With Surface Calibration off, the Razer Taipan flat-out performed impressively every way I tested it.
In-game, the mouse performed well. Putting the powers of a dual sensor setup to use, I tossed the Taipan and myself into the ring with Red Orchestra 2, Insurgency, Arma 3, Civilization: Beyond Earth, and Wargame: Red Dragon.
The Taipan worked without error for these games that require immense precision in mouse control. There’s seldom anything more rage-inducing than misclicking because of hardware or software glitches. The stutter I experienced was removed once I turned off Surface Calibration.
The 4G sensor pair also proved to be an impressive performer. They tracked on every surface I used with ease: Plastic bottle? Check. Monitor? Check. Drinking glass? Check. Textured cloth headset case? Check. Wall stucco? Check.
The Taipan is also fast. In fact it is quite obscenely fast. With a DPI rating of 8,200 there isn’t many mice that are more sensitive on the market, but you don’t even need 8,000 to begin with. The benefit is that gamers are afforded with the versatility to finely tune the DPI to their liking.
Designed for ambidextrous use and engineered with fast precision sensors, the Razer Taipan White offers versatility few other gaming mice can compete with it. However, it is a part of the Synapse 2.0 generation which comes with the baggage of software-assisted operation. Fortunately the Taipan works well without Synapse 2.0, but in the absence of cloud-syncing software the device ends up having wasted potential.
The Taipan White is equipped with the same hardware as the original model (and other Razer mice). Its distinguishing features like Surface Calibration are accessed through Synapse 2.0, but it doesn’t work well for everyone.
The Taipan looks great, but the low profile mouse demands a palm grip as the symmetrical design feels awkward when held with a claw grip.
I felt like a pitcher again learning how to grip the ball. Once I learned to correctly position my ring and pinky fingers into the rubber grip, I could comfortably grip the mouse without accidentally hitting the side buttons.

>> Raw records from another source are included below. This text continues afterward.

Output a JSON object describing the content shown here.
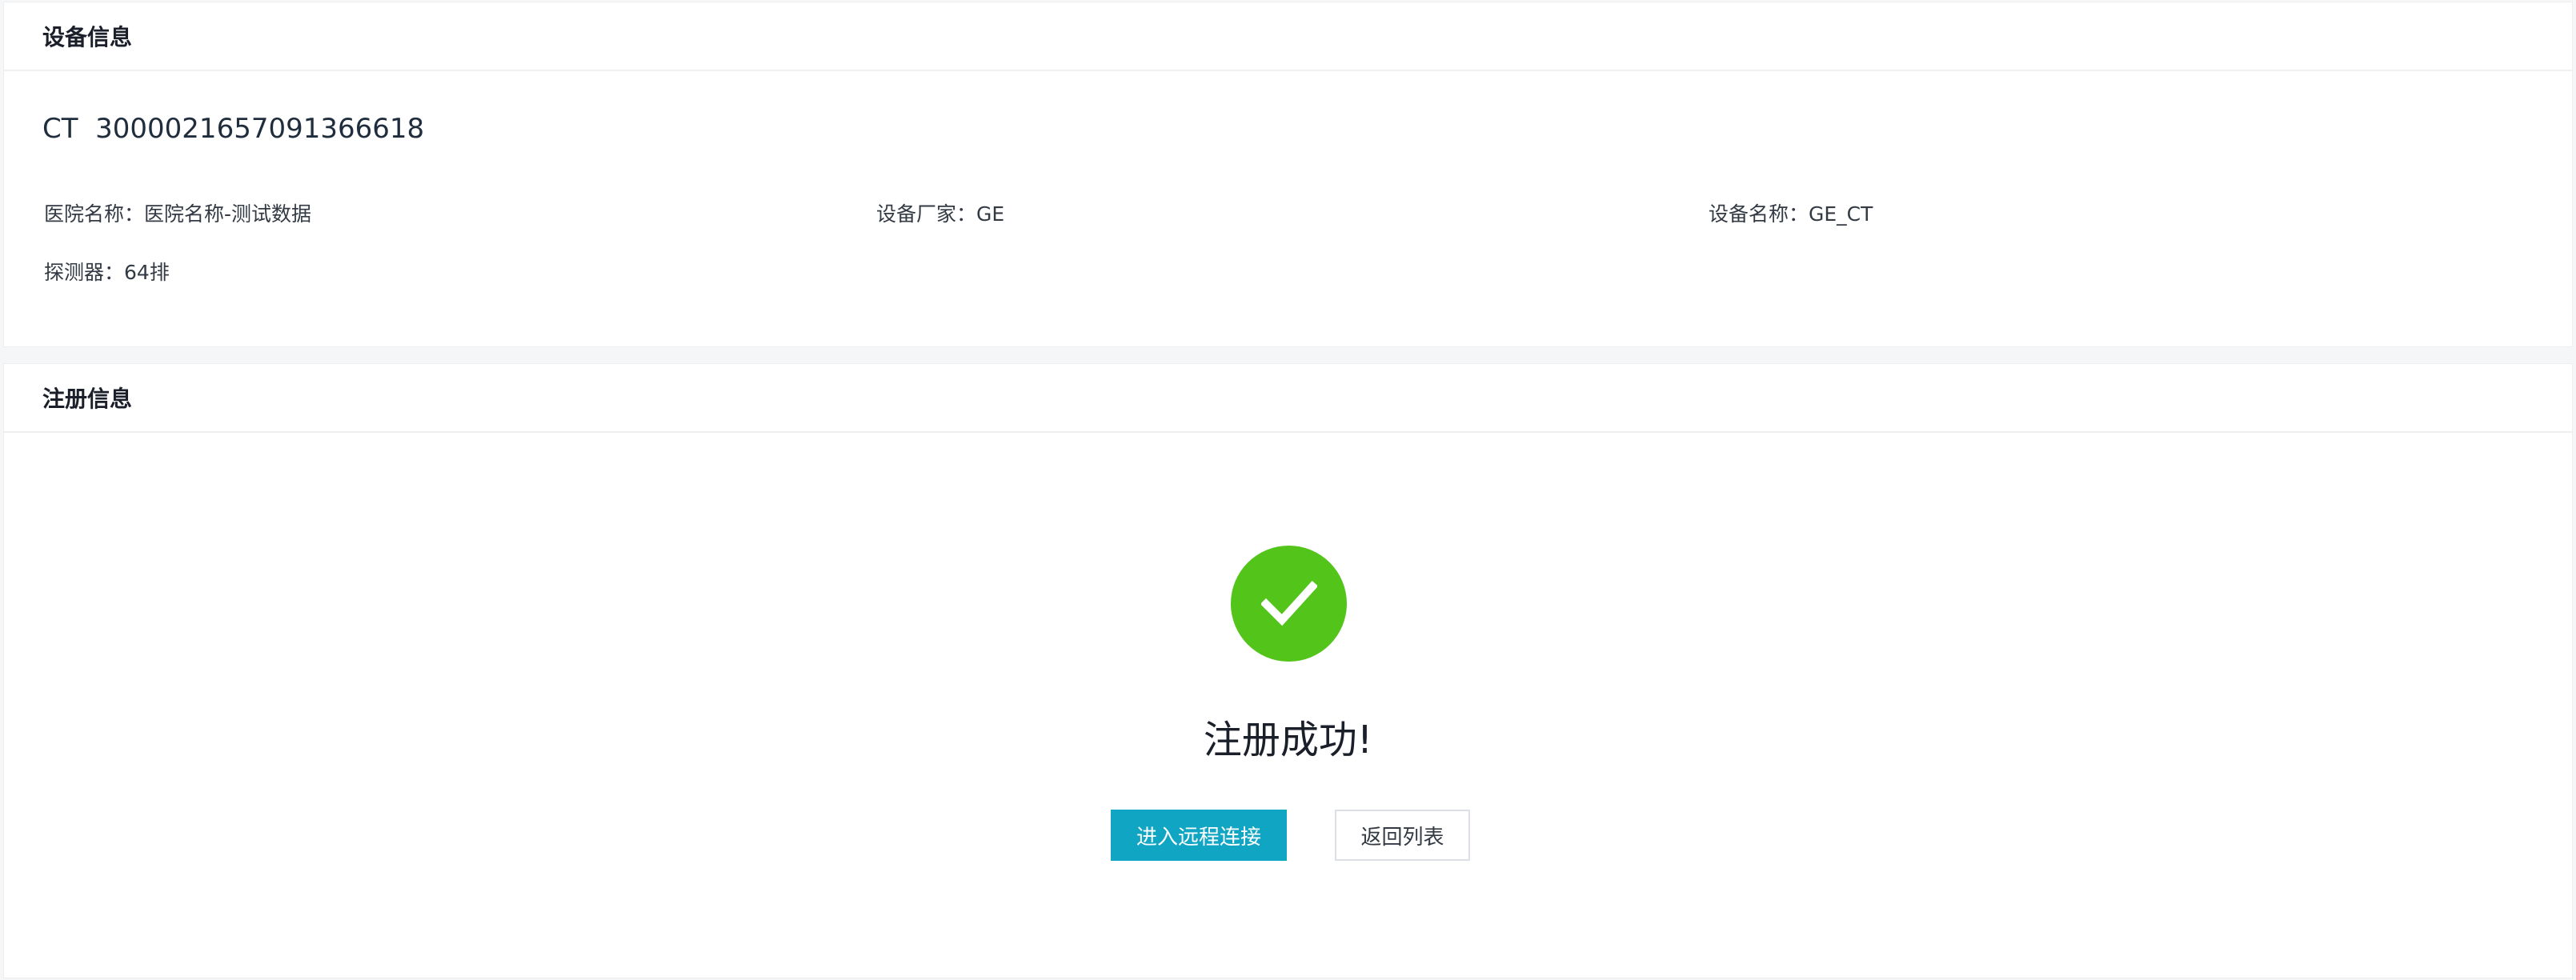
{
  "device_section": {
    "title": "设备信息",
    "device_type": "CT",
    "device_code": "3000021657091366618",
    "fields": {
      "hospital": {
        "label": "医院名称：",
        "value": "医院名称-测试数据"
      },
      "vendor": {
        "label": "设备厂家：",
        "value": "GE"
      },
      "device_name": {
        "label": "设备名称：",
        "value": "GE_CT"
      },
      "detector": {
        "label": "探测器：",
        "value": "64排"
      }
    }
  },
  "registration_section": {
    "title": "注册信息",
    "icon": "check-circle-icon",
    "success_color": "#52c41a",
    "message": "注册成功!",
    "buttons": {
      "remote": "进入远程连接",
      "back": "返回列表"
    },
    "primary_color": "#10a6c3"
  }
}
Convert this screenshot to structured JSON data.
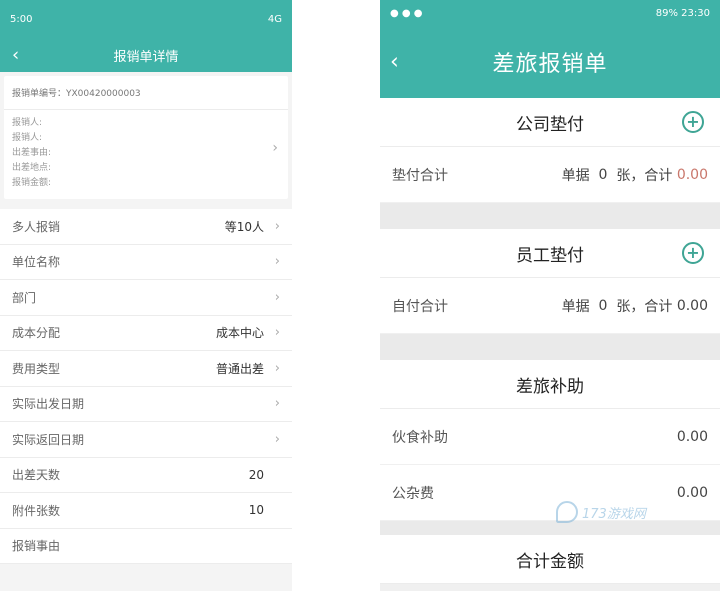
{
  "left": {
    "status": {
      "time": "5:00",
      "right": "4G"
    },
    "nav": {
      "title": "报销单详情",
      "back": "‹"
    },
    "card": {
      "order": "报销单编号：YX00420000003",
      "fields": [
        "报销人:",
        "报销人:",
        "出差事由:",
        "出差地点:",
        "报销金额:"
      ],
      "chevron": "›"
    },
    "rows": [
      {
        "label": "多人报销",
        "value": "等10人",
        "chevron": "›"
      },
      {
        "label": "单位名称",
        "value": "",
        "chevron": "›"
      },
      {
        "label": "部门",
        "value": "",
        "chevron": "›"
      },
      {
        "label": "成本分配",
        "value": "成本中心",
        "chevron": "›"
      },
      {
        "label": "费用类型",
        "value": "普通出差",
        "chevron": "›"
      },
      {
        "label": "实际出发日期",
        "value": "",
        "chevron": "›"
      },
      {
        "label": "实际返回日期",
        "value": "",
        "chevron": "›"
      },
      {
        "label": "出差天数",
        "value": "20",
        "chevron": ""
      },
      {
        "label": "附件张数",
        "value": "10",
        "chevron": ""
      },
      {
        "label": "报销事由",
        "value": "",
        "chevron": ""
      }
    ]
  },
  "right": {
    "status": {
      "right": "89% 23:30"
    },
    "nav": {
      "title": "差旅报销单",
      "back": "‹"
    },
    "company": {
      "title": "公司垫付",
      "plus": "+",
      "row": {
        "label": "垫付合计",
        "prefix": "单据",
        "count": "0",
        "mid": "张，合计",
        "amount": "0.00"
      }
    },
    "employee": {
      "title": "员工垫付",
      "plus": "+",
      "row": {
        "label": "自付合计",
        "prefix": "单据",
        "count": "0",
        "mid": "张，合计",
        "amount": "0.00"
      }
    },
    "subsidy": {
      "title": "差旅补助",
      "rows": [
        {
          "label": "伙食补助",
          "value": "0.00"
        },
        {
          "label": "公杂费",
          "value": "0.00"
        }
      ]
    },
    "total": {
      "title": "合计金额"
    }
  },
  "watermark": {
    "text": "173游戏网"
  },
  "colors": {
    "accent": "#3fb3a8",
    "plus": "#3fa595",
    "amount_red": "#c9776b"
  }
}
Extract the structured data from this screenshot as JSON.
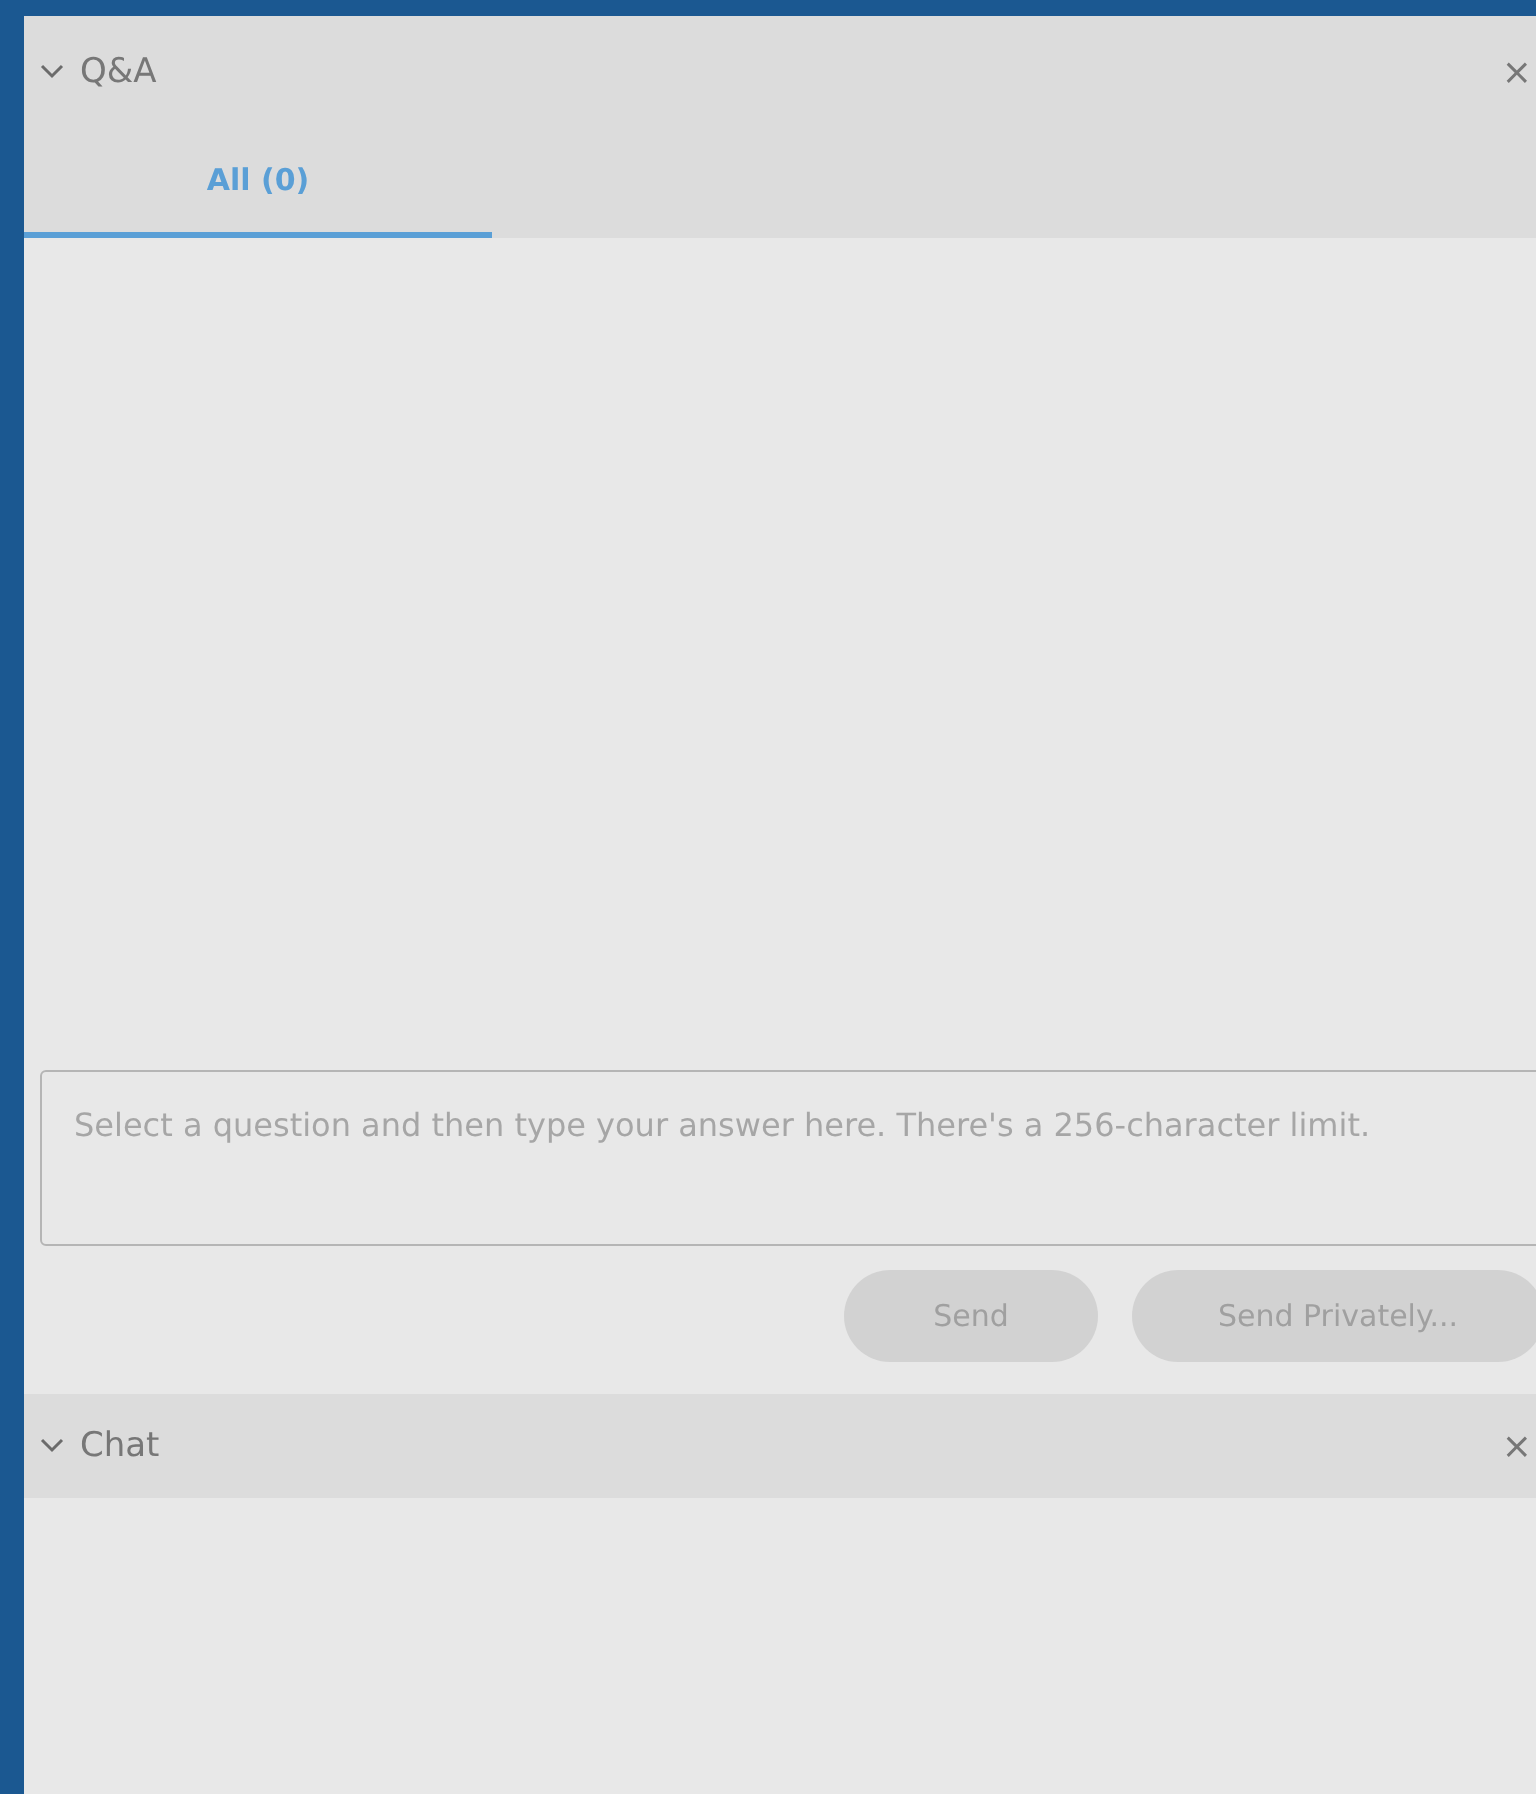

It’s as fast as you need it to be and tracks over many different surfaces. It even tracked across wall stucco.
The Razer Taipan is a sleek and comfortable mouse for palm grippers with a refreshing white and black contrast for a Razer device. Although the mouse performed well in every game and surface environment, the Synapse 2.0 software failed to delivery as flawlessly as the mouse.